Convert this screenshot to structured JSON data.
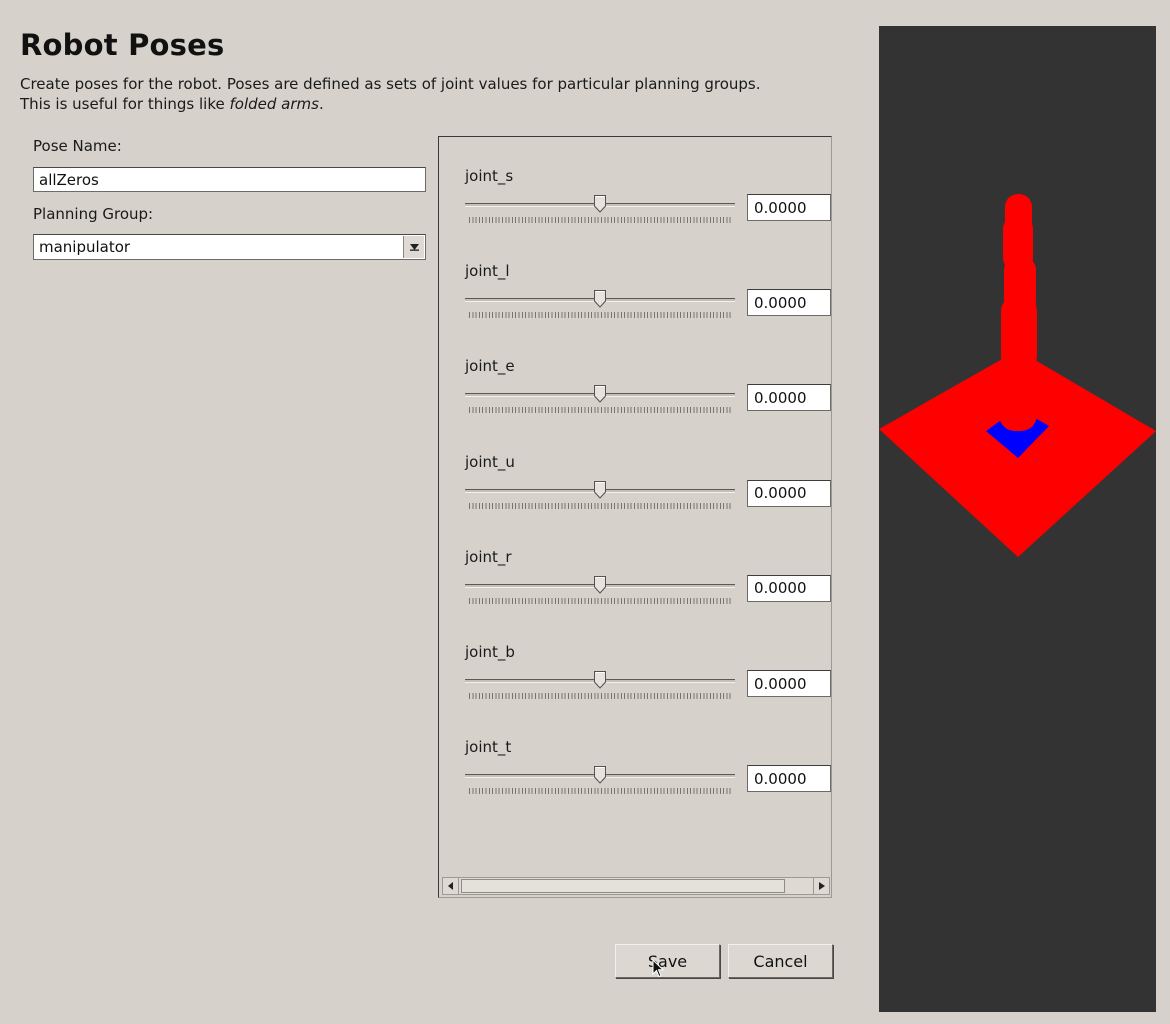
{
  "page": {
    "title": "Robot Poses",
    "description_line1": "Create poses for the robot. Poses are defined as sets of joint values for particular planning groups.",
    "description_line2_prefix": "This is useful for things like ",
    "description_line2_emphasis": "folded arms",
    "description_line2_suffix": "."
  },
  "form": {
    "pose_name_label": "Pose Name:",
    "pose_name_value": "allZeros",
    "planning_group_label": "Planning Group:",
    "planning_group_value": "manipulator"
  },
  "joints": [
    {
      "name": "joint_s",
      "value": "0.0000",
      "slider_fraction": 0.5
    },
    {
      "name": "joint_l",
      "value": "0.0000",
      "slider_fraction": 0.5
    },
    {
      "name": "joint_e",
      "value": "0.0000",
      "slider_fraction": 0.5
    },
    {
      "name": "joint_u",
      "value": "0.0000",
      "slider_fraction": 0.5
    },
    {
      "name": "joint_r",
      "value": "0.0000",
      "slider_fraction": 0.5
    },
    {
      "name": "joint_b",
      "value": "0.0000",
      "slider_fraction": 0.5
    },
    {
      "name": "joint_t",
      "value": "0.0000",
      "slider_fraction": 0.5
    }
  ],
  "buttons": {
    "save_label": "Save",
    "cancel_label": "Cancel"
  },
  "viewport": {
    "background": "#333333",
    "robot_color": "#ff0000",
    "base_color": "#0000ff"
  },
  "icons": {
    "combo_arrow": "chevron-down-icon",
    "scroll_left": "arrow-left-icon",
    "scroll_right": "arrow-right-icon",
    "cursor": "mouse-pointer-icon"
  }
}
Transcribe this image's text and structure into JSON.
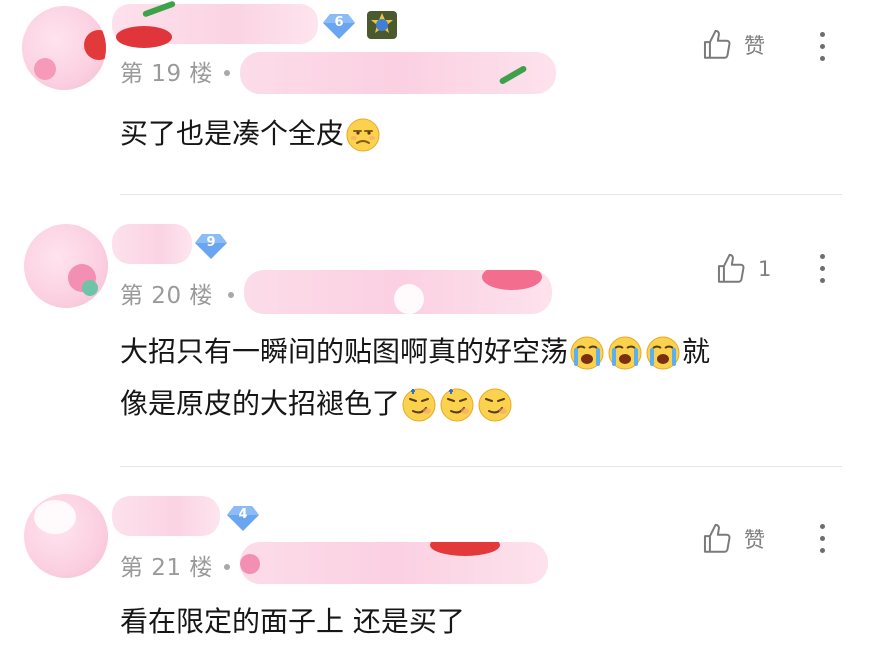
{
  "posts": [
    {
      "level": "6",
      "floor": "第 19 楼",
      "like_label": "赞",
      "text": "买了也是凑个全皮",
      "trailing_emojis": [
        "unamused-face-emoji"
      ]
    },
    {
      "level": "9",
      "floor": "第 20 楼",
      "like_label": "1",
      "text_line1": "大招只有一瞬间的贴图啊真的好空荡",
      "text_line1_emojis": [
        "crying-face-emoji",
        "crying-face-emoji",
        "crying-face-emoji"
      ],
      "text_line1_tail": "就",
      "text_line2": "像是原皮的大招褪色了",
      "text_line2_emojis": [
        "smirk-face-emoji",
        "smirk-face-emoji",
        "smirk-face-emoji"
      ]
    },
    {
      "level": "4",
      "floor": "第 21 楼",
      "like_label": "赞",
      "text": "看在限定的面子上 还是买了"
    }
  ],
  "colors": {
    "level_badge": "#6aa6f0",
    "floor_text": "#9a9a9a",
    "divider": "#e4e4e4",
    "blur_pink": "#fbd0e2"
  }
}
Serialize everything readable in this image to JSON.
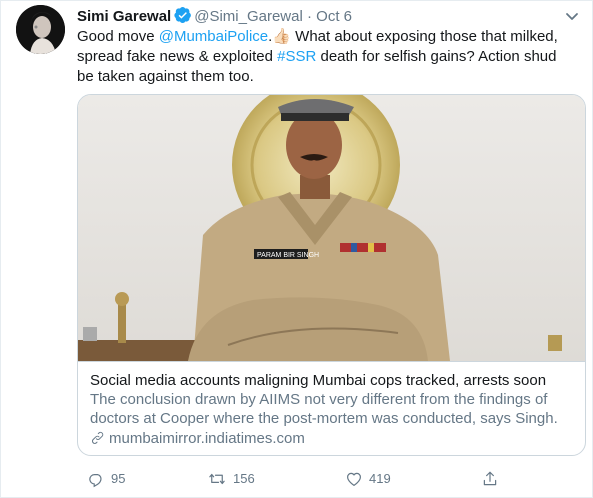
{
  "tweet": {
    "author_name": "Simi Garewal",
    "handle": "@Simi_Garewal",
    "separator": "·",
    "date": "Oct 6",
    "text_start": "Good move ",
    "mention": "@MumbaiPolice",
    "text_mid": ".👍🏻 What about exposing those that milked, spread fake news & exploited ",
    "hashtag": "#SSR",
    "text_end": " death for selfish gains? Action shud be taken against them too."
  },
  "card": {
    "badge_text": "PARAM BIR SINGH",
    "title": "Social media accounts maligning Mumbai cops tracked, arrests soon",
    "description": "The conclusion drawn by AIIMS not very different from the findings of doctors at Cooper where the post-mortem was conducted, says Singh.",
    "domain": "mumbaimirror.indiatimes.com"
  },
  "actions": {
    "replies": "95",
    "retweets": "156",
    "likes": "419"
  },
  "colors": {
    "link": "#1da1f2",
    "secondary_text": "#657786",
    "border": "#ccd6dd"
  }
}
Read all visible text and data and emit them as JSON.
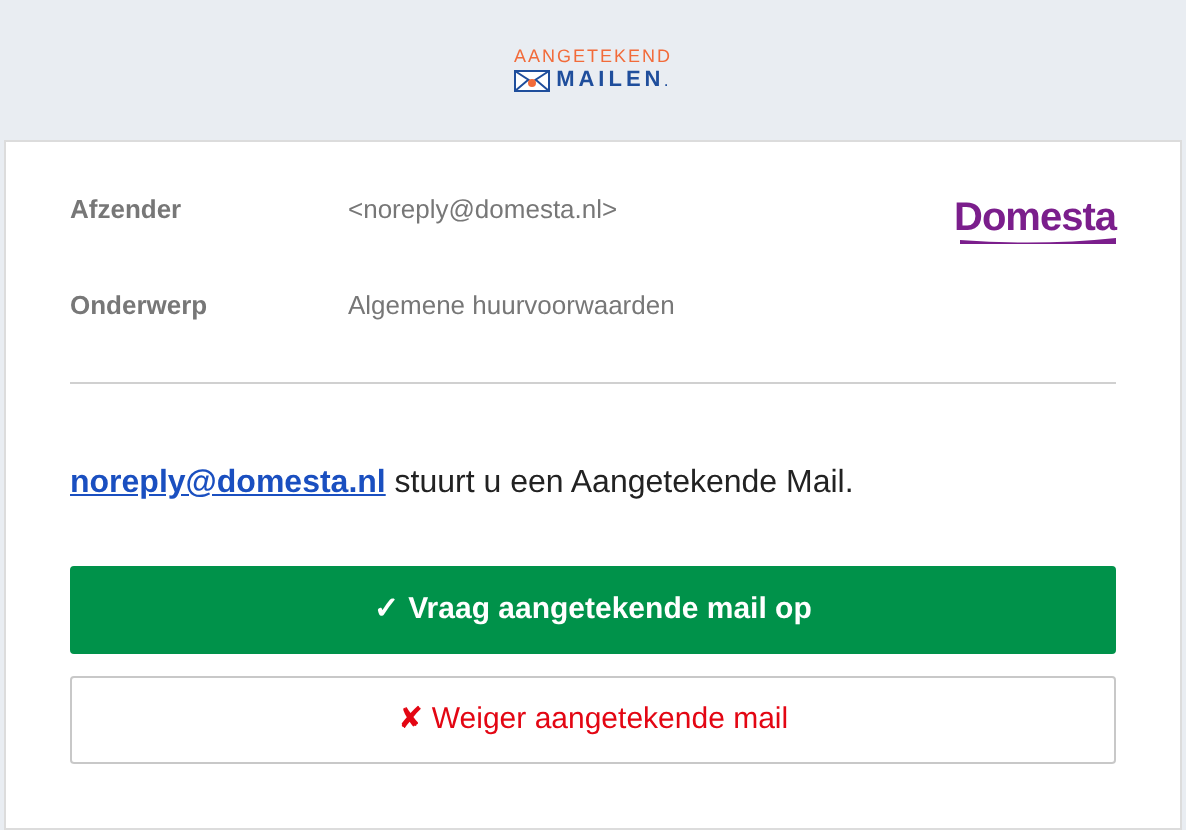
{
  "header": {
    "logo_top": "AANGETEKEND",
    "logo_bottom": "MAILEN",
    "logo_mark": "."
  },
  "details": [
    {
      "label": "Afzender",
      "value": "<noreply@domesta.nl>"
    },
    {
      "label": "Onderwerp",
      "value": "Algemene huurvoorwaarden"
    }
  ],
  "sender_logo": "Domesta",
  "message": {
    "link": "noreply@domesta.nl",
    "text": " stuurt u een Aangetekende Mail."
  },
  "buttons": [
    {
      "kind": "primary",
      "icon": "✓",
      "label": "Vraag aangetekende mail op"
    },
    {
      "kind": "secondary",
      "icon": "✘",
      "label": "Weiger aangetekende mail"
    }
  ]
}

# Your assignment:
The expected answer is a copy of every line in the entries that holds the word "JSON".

# Output of the exercise:
Convert this screenshot to structured JSON data.
Transcribe this image's text and structure into JSON.
Serialize everything readable in this image to JSON.
Read all visible text and data and emit them as JSON.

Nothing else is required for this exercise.